  • A large metal wheel from an irrigation system almost completely buried in the snow near Lake Fork
  • The pastures north of Donnelly swallowed in fog
  • Donnelly: -9 degrees & thick fog; my moustache freezes as soon as I get out of the car to go to the coffee shop
The picture of Meadows Valley was taken from Farrell Rd, not from the highway


  1. do you think you're posts in general have been a mite gloomy lately? check your inner pulse for a sense of light? Are you being affected by the long winter season?

    Perhaps you need a sunlamp? This end of winter place always drives me to the artificial sun lamp in my lower level.

    I believe I may be solar powered.

  2. Hi Chris: Will consider your suggestion! This post certainly is, & Eberle's Weiser River March one might be (tho she wrote that in 01, & I'm just posting it as part of a series. Certainly the last two poems were.

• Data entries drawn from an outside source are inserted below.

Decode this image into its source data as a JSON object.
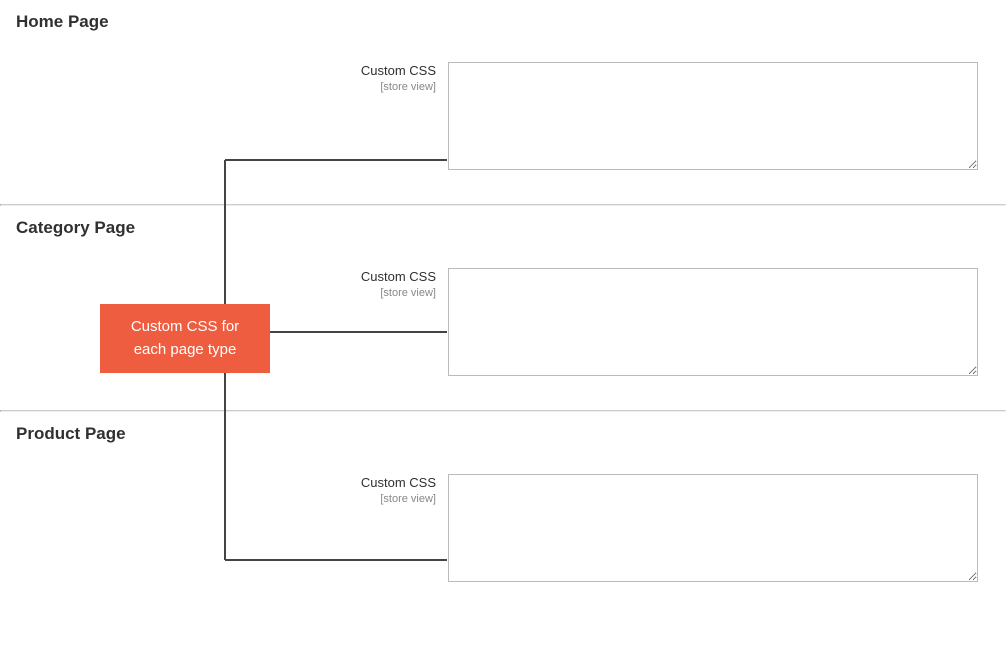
{
  "sections": [
    {
      "title": "Home Page",
      "field_label": "Custom CSS",
      "scope": "[store view]",
      "value": ""
    },
    {
      "title": "Category Page",
      "field_label": "Custom CSS",
      "scope": "[store view]",
      "value": ""
    },
    {
      "title": "Product Page",
      "field_label": "Custom CSS",
      "scope": "[store view]",
      "value": ""
    }
  ],
  "callout": {
    "line1": "Custom CSS for",
    "line2": "each page type"
  }
}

    I will say that I'm "not in a good place," somewhat related to the end of winter, but more due to other things; am trying to not have it spill too much into the blog.

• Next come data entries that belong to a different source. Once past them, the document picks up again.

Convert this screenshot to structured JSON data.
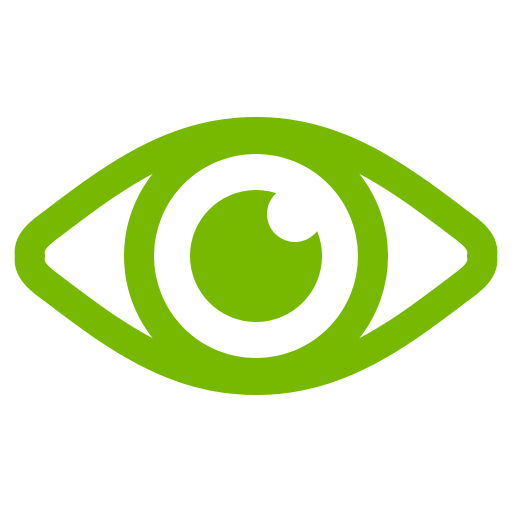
{
  "icon": {
    "name": "eye-icon",
    "color": "#76b900",
    "background": "#ffffff"
  }
}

  3. Thank you for the Strauss, John. It's one of my favourite pieces. I don't know how you manage to drive while you listen to it, though. I'm afraid I'd veer off the road. I have been known to pull off to the side when any of the Four Last Songs came on the radio, just for safety's sake.

    Sending happy thoughts -

  4. You are a beauty of a poet, John, and I bet a fine player too.
    I think allowing the darkness to pour into your writing will be truthful to yourself and may help? Lean on the holy things right now, John. Peace

  5. Sandra: Yeah, I can see it being a safety concern. & thanks for your good wishes.

    Chris: Thanks too for your kind words.

  6. Jessye Norman is a singing machine, isn't she? Gorgeous. I enjoyed your solitary drive, too. Peaceful and beautiful.

  7. Beim Schlafengehen (Hesse)
    Now that I feel the tiredness of
    the day,
    my deep longing shall
    welcome the starlit night
    as a weary child does.

    Hands, cease your toiling,
    head, forget about thinking,
    for all my senses now
    are longing to sink themselves in

    And the unguarded spirit
    wants to float on free wings, so that
    in the magic circle of the night
    it may live deeply and a thousandfold.

    This is beautiful

  8. Hi Willow: Thanks-- so glad you enjoyed it; Norman can really sing.

    Chris: Thanks for posting the Hesse poem; that's wonderful!

  9. I really enjoyed this post John. Your thoughts and words are divine. Have a good weekend.

  10. Thanks Clare-- glad you liked it. Fun new icon!


Thanks for stopping by & sharing your thoughts. Please do note, however, that this blog no longer accepts anonymous comments. All comments are moderated. Thanks for your patience.